━━━ DATA RECORDS

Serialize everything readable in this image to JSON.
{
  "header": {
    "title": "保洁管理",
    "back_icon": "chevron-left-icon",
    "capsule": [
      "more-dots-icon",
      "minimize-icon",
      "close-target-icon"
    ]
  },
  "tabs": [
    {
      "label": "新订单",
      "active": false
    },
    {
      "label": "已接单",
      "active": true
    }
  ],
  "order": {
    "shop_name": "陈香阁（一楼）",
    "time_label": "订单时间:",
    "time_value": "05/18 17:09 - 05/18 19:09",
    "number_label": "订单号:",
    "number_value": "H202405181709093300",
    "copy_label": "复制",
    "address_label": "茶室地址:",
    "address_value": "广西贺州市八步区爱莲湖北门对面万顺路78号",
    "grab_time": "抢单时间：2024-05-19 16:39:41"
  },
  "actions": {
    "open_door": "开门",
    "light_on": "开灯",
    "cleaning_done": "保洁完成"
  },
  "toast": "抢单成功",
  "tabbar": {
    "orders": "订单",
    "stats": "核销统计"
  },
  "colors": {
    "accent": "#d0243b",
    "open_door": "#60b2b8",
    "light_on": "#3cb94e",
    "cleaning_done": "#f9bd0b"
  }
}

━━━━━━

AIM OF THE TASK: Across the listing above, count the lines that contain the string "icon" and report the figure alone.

SOLUTION TO THE EXERCISE: 4